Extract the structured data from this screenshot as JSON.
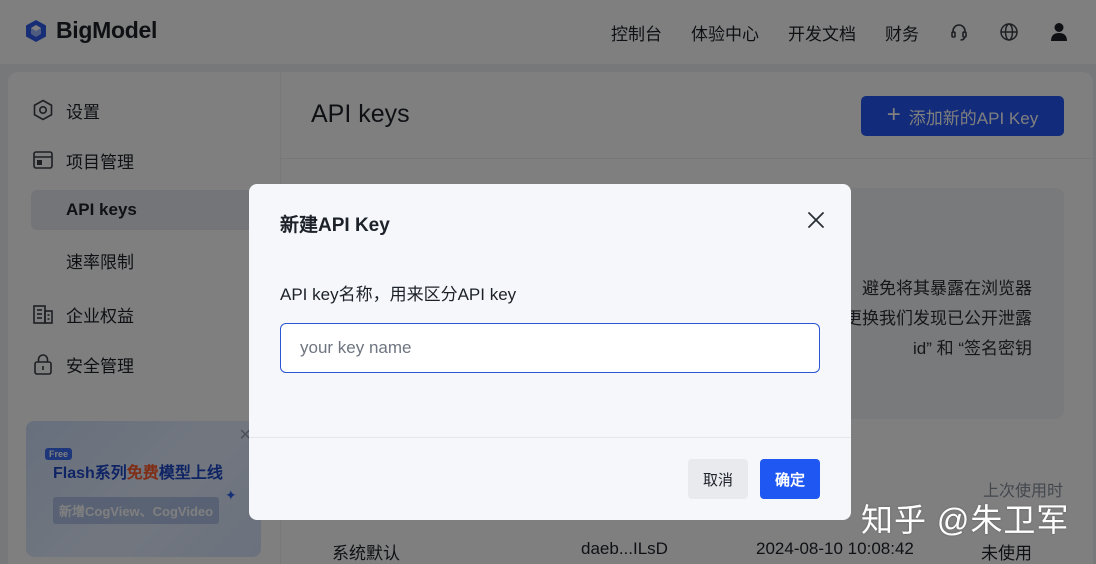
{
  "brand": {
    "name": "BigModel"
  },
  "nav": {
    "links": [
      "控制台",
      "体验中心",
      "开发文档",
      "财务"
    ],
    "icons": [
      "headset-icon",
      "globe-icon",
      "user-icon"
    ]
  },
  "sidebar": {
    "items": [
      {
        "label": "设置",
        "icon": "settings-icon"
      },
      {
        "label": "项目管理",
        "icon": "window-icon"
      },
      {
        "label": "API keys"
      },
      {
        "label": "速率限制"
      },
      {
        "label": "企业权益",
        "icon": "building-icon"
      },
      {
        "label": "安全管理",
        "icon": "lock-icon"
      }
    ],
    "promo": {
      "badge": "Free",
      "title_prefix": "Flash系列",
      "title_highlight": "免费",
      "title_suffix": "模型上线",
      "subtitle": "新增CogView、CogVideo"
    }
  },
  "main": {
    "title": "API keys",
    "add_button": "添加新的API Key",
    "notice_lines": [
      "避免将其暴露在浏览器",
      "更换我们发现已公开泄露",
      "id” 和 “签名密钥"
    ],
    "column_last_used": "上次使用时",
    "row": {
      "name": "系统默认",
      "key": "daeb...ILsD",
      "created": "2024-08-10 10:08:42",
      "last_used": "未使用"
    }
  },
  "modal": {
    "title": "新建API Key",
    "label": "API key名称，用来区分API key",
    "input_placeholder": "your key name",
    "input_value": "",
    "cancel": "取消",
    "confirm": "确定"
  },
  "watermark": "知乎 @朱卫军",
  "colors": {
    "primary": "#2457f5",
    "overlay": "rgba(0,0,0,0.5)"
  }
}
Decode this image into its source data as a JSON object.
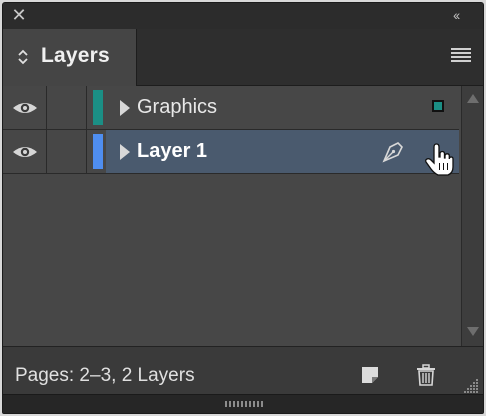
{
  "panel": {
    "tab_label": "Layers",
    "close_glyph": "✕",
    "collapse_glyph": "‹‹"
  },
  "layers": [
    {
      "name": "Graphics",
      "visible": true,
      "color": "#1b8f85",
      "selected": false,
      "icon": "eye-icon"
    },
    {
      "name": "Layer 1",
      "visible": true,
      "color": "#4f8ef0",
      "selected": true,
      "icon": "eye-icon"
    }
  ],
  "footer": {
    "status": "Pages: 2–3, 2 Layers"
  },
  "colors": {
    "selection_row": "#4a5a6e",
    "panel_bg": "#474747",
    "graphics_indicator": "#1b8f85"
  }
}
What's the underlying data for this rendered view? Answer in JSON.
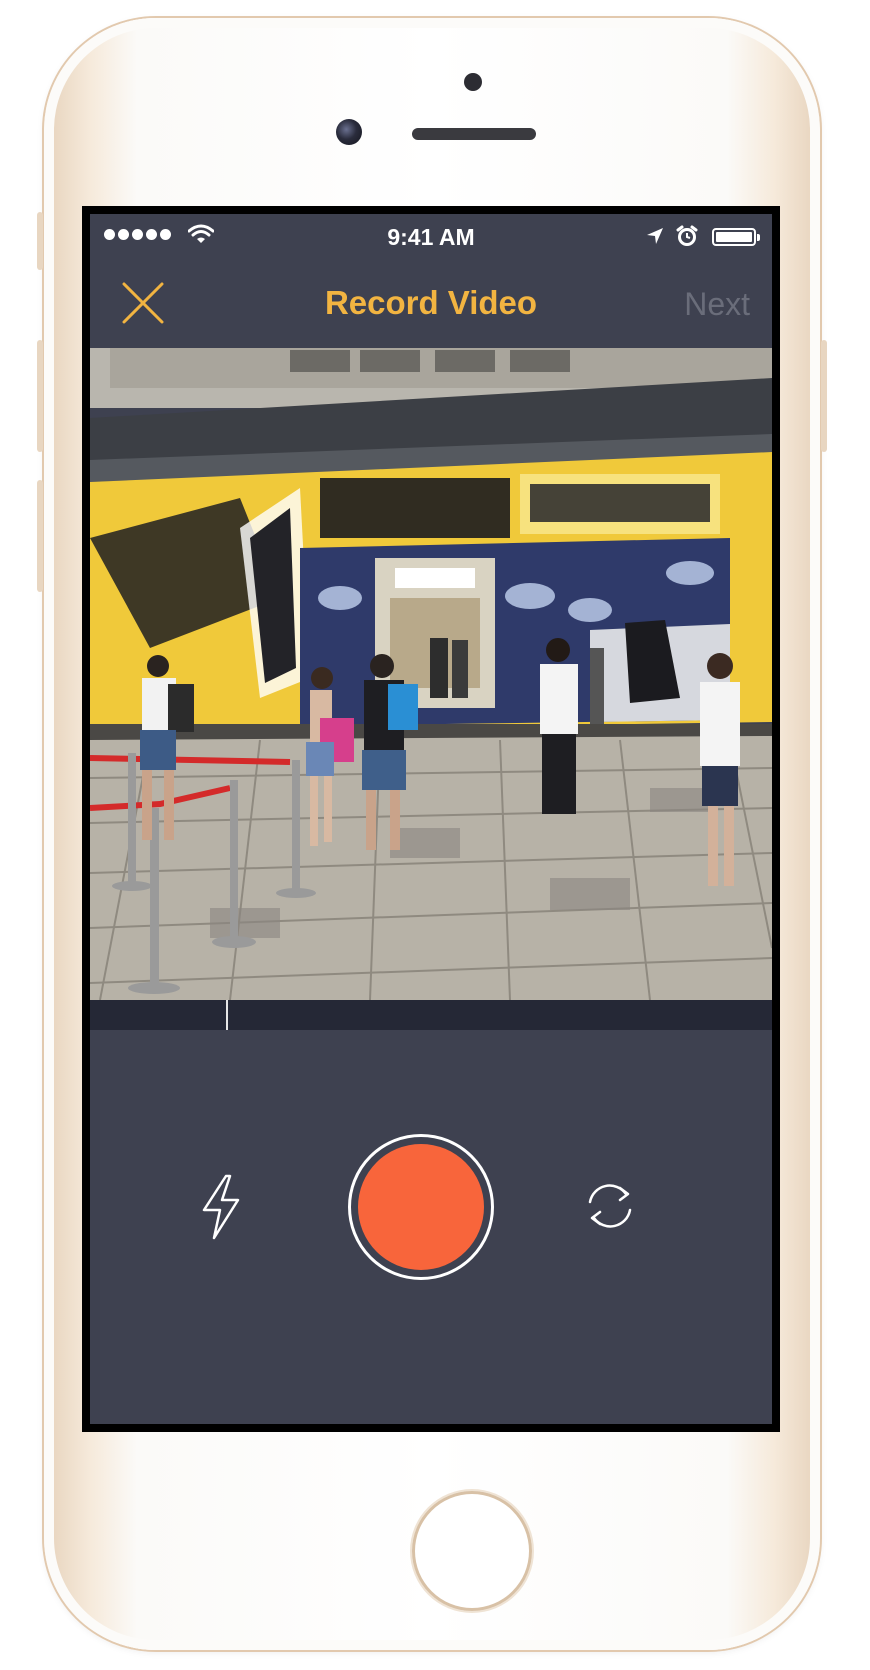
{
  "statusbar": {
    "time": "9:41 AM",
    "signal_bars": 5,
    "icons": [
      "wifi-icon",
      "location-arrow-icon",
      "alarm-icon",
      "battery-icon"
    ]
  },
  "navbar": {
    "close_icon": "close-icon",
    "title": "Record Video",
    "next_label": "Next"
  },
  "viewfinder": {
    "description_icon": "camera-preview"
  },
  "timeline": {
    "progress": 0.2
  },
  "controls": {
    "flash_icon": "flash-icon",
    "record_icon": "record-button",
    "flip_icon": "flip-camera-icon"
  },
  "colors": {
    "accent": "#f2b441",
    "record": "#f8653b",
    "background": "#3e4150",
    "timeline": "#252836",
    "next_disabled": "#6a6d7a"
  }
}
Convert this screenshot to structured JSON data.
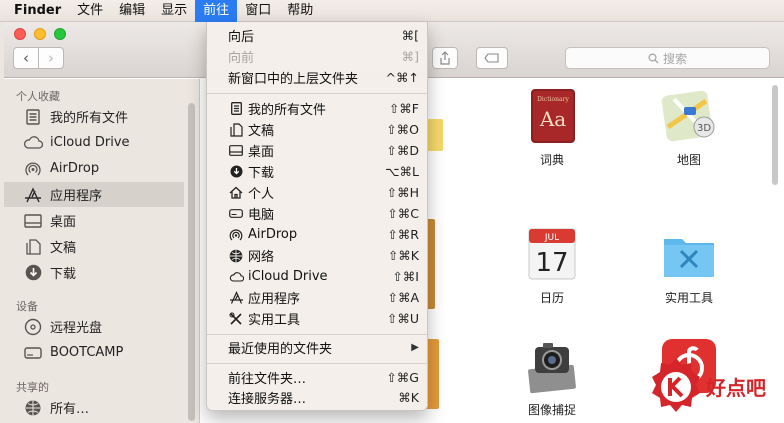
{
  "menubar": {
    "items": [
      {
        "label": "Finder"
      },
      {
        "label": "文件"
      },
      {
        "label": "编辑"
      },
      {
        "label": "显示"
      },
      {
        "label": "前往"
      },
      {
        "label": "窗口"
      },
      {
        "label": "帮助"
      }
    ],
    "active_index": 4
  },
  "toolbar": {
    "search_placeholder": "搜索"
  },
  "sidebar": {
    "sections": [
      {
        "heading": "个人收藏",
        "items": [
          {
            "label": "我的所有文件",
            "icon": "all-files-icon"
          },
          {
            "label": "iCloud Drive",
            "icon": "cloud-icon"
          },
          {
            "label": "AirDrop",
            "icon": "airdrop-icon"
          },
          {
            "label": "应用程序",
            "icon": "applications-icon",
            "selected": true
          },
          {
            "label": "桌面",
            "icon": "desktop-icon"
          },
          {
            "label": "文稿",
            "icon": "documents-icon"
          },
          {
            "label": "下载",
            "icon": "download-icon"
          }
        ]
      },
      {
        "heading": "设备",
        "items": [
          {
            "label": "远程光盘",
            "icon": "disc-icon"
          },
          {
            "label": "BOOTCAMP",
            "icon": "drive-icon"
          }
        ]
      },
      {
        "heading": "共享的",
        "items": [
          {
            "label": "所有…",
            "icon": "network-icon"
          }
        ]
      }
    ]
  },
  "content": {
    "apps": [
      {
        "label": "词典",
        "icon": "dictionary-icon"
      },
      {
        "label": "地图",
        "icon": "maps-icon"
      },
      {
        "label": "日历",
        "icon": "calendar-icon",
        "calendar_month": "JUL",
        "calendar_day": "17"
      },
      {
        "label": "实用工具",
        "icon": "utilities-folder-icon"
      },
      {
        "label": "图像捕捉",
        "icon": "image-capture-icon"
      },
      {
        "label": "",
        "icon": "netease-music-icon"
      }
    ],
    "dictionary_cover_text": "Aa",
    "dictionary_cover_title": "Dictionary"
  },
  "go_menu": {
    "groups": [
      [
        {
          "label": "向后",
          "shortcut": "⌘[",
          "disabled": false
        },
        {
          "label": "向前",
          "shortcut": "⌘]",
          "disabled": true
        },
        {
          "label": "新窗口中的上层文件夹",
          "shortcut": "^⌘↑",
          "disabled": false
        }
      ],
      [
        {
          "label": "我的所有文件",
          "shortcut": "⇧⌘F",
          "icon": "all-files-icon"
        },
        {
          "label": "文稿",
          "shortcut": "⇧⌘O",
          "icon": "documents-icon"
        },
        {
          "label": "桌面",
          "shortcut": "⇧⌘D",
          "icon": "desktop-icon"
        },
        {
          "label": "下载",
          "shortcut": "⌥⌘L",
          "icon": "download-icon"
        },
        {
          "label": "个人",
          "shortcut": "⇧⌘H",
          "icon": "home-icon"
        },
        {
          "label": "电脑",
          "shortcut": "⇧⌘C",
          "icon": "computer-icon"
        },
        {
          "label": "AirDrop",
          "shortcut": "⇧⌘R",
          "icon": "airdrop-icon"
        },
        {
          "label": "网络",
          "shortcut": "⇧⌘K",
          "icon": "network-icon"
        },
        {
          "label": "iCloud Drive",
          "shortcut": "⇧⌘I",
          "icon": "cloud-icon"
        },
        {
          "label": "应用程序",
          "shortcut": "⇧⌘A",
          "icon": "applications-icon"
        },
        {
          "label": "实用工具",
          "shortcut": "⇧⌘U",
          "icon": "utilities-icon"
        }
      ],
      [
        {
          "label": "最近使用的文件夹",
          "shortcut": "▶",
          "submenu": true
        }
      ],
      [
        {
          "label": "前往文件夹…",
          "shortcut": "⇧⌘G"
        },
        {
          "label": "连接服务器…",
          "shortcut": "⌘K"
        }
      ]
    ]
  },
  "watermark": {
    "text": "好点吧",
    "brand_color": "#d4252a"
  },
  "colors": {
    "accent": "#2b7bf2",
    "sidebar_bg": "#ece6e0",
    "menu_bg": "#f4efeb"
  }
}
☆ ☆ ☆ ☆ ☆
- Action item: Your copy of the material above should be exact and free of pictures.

- Finished task:
Extract the structured data from this screenshot as JSON.
{
  "brand": {
    "name": "BigModel"
  },
  "nav": {
    "links": [
      "控制台",
      "体验中心",
      "开发文档",
      "财务"
    ],
    "icons": [
      "headset-icon",
      "globe-icon",
      "user-icon"
    ]
  },
  "sidebar": {
    "items": [
      {
        "label": "设置",
        "icon": "settings-icon"
      },
      {
        "label": "项目管理",
        "icon": "window-icon"
      },
      {
        "label": "API keys"
      },
      {
        "label": "速率限制"
      },
      {
        "label": "企业权益",
        "icon": "building-icon"
      },
      {
        "label": "安全管理",
        "icon": "lock-icon"
      }
    ],
    "promo": {
      "badge": "Free",
      "title_prefix": "Flash系列",
      "title_highlight": "免费",
      "title_suffix": "模型上线",
      "subtitle": "新增CogView、CogVideo"
    }
  },
  "main": {
    "title": "API keys",
    "add_button": "添加新的API Key",
    "notice_lines": [
      "避免将其暴露在浏览器",
      "更换我们发现已公开泄露",
      "id” 和 “签名密钥"
    ],
    "column_last_used": "上次使用时",
    "row": {
      "name": "系统默认",
      "key": "daeb...ILsD",
      "created": "2024-08-10 10:08:42",
      "last_used": "未使用"
    }
  },
  "modal": {
    "title": "新建API Key",
    "label": "API key名称，用来区分API key",
    "input_placeholder": "your key name",
    "input_value": "",
    "cancel": "取消",
    "confirm": "确定"
  },
  "watermark": "知乎 @朱卫军",
  "colors": {
    "primary": "#2457f5",
    "overlay": "rgba(0,0,0,0.5)"
  }
}
Decode this image into its source data as a JSON object.
{
  "panel": {
    "tab_label": "Layers",
    "close_glyph": "✕",
    "collapse_glyph": "‹‹"
  },
  "layers": [
    {
      "name": "Graphics",
      "visible": true,
      "color": "#1b8f85",
      "selected": false,
      "icon": "eye-icon"
    },
    {
      "name": "Layer 1",
      "visible": true,
      "color": "#4f8ef0",
      "selected": true,
      "icon": "eye-icon"
    }
  ],
  "footer": {
    "status": "Pages: 2–3, 2 Layers"
  },
  "colors": {
    "selection_row": "#4a5a6e",
    "panel_bg": "#474747",
    "graphics_indicator": "#1b8f85"
  }
}
What's the underlying data for this rendered view? Answer in JSON.
{
  "statusbar": {
    "time": "9:41 AM",
    "signal_bars": 5,
    "icons": [
      "wifi-icon",
      "location-arrow-icon",
      "alarm-icon",
      "battery-icon"
    ]
  },
  "navbar": {
    "close_icon": "close-icon",
    "title": "Record Video",
    "next_label": "Next"
  },
  "viewfinder": {
    "description_icon": "camera-preview"
  },
  "timeline": {
    "progress": 0.2
  },
  "controls": {
    "flash_icon": "flash-icon",
    "record_icon": "record-button",
    "flip_icon": "flip-camera-icon"
  },
  "colors": {
    "accent": "#f2b441",
    "record": "#f8653b",
    "background": "#3e4150",
    "timeline": "#252836",
    "next_disabled": "#6a6d7a"
  }
}
Convert this screenshot to structured JSON data.
{
  "menubar": {
    "items": [
      {
        "label": "Finder"
      },
      {
        "label": "文件"
      },
      {
        "label": "编辑"
      },
      {
        "label": "显示"
      },
      {
        "label": "前往"
      },
      {
        "label": "窗口"
      },
      {
        "label": "帮助"
      }
    ],
    "active_index": 4
  },
  "toolbar": {
    "search_placeholder": "搜索"
  },
  "sidebar": {
    "sections": [
      {
        "heading": "个人收藏",
        "items": [
          {
            "label": "我的所有文件",
            "icon": "all-files-icon"
          },
          {
            "label": "iCloud Drive",
            "icon": "cloud-icon"
          },
          {
            "label": "AirDrop",
            "icon": "airdrop-icon"
          },
          {
            "label": "应用程序",
            "icon": "applications-icon",
            "selected": true
          },
          {
            "label": "桌面",
            "icon": "desktop-icon"
          },
          {
            "label": "文稿",
            "icon": "documents-icon"
          },
          {
            "label": "下载",
            "icon": "download-icon"
          }
        ]
      },
      {
        "heading": "设备",
        "items": [
          {
            "label": "远程光盘",
            "icon": "disc-icon"
          },
          {
            "label": "BOOTCAMP",
            "icon": "drive-icon"
          }
        ]
      },
      {
        "heading": "共享的",
        "items": [
          {
            "label": "所有…",
            "icon": "network-icon"
          }
        ]
      }
    ]
  },
  "content": {
    "apps": [
      {
        "label": "词典",
        "icon": "dictionary-icon"
      },
      {
        "label": "地图",
        "icon": "maps-icon"
      },
      {
        "label": "日历",
        "icon": "calendar-icon",
        "calendar_month": "JUL",
        "calendar_day": "17"
      },
      {
        "label": "实用工具",
        "icon": "utilities-folder-icon"
      },
      {
        "label": "图像捕捉",
        "icon": "image-capture-icon"
      },
      {
        "label": "",
        "icon": "netease-music-icon"
      }
    ],
    "dictionary_cover_text": "Aa",
    "dictionary_cover_title": "Dictionary"
  },
  "go_menu": {
    "groups": [
      [
        {
          "label": "向后",
          "shortcut": "⌘[",
          "disabled": false
        },
        {
          "label": "向前",
          "shortcut": "⌘]",
          "disabled": true
        },
        {
          "label": "新窗口中的上层文件夹",
          "shortcut": "^⌘↑",
          "disabled": false
        }
      ],
      [
        {
          "label": "我的所有文件",
          "shortcut": "⇧⌘F",
          "icon": "all-files-icon"
        },
        {
          "label": "文稿",
          "shortcut": "⇧⌘O",
          "icon": "documents-icon"
        },
        {
          "label": "桌面",
          "shortcut": "⇧⌘D",
          "icon": "desktop-icon"
        },
        {
          "label": "下载",
          "shortcut": "⌥⌘L",
          "icon": "download-icon"
        },
        {
          "label": "个人",
          "shortcut": "⇧⌘H",
          "icon": "home-icon"
        },
        {
          "label": "电脑",
          "shortcut": "⇧⌘C",
          "icon": "computer-icon"
        },
        {
          "label": "AirDrop",
          "shortcut": "⇧⌘R",
          "icon": "airdrop-icon"
        },
        {
          "label": "网络",
          "shortcut": "⇧⌘K",
          "icon": "network-icon"
        },
        {
          "label": "iCloud Drive",
          "shortcut": "⇧⌘I",
          "icon": "cloud-icon"
        },
        {
          "label": "应用程序",
          "shortcut": "⇧⌘A",
          "icon": "applications-icon"
        },
        {
          "label": "实用工具",
          "shortcut": "⇧⌘U",
          "icon": "utilities-icon"
        }
      ],
      [
        {
          "label": "最近使用的文件夹",
          "shortcut": "▶",
          "submenu": true
        }
      ],
      [
        {
          "label": "前往文件夹…",
          "shortcut": "⇧⌘G"
        },
        {
          "label": "连接服务器…",
          "shortcut": "⌘K"
        }
      ]
    ]
  },
  "watermark": {
    "text": "好点吧",
    "brand_color": "#d4252a"
  },
  "colors": {
    "accent": "#2b7bf2",
    "sidebar_bg": "#ece6e0",
    "menu_bg": "#f4efeb"
  }
}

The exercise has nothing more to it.